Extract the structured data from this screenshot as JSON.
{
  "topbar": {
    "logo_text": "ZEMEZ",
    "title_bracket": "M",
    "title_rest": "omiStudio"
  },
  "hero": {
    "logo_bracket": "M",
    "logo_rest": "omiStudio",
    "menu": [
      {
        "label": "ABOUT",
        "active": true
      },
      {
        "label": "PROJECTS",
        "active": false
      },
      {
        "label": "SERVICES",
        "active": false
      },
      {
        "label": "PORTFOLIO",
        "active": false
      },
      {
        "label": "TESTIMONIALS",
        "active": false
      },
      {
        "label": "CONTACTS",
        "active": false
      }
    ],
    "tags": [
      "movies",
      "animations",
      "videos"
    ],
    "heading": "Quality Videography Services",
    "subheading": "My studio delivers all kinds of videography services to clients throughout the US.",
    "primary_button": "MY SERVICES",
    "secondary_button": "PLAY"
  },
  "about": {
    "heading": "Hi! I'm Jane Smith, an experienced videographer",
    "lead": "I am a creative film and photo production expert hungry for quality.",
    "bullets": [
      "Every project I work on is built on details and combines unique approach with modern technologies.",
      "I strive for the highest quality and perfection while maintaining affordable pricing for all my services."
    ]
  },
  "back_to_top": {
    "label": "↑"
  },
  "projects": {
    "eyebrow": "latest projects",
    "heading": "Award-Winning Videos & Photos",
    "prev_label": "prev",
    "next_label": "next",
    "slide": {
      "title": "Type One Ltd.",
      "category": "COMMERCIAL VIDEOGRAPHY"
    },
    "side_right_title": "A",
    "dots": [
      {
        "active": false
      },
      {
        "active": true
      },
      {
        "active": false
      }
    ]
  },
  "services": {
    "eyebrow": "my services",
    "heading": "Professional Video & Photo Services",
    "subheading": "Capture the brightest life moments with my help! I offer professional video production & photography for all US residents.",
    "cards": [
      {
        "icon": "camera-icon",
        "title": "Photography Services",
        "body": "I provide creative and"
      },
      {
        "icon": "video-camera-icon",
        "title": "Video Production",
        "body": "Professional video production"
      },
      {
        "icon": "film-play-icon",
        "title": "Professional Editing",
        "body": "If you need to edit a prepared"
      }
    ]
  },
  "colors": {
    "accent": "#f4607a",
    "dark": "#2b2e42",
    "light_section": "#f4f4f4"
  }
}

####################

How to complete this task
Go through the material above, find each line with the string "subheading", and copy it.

Task response
    "subheading": "My studio delivers all kinds of videography services to clients throughout the US.",
    "subheading": "Capture the brightest life moments with my help! I offer professional video production & photography for all US residents.",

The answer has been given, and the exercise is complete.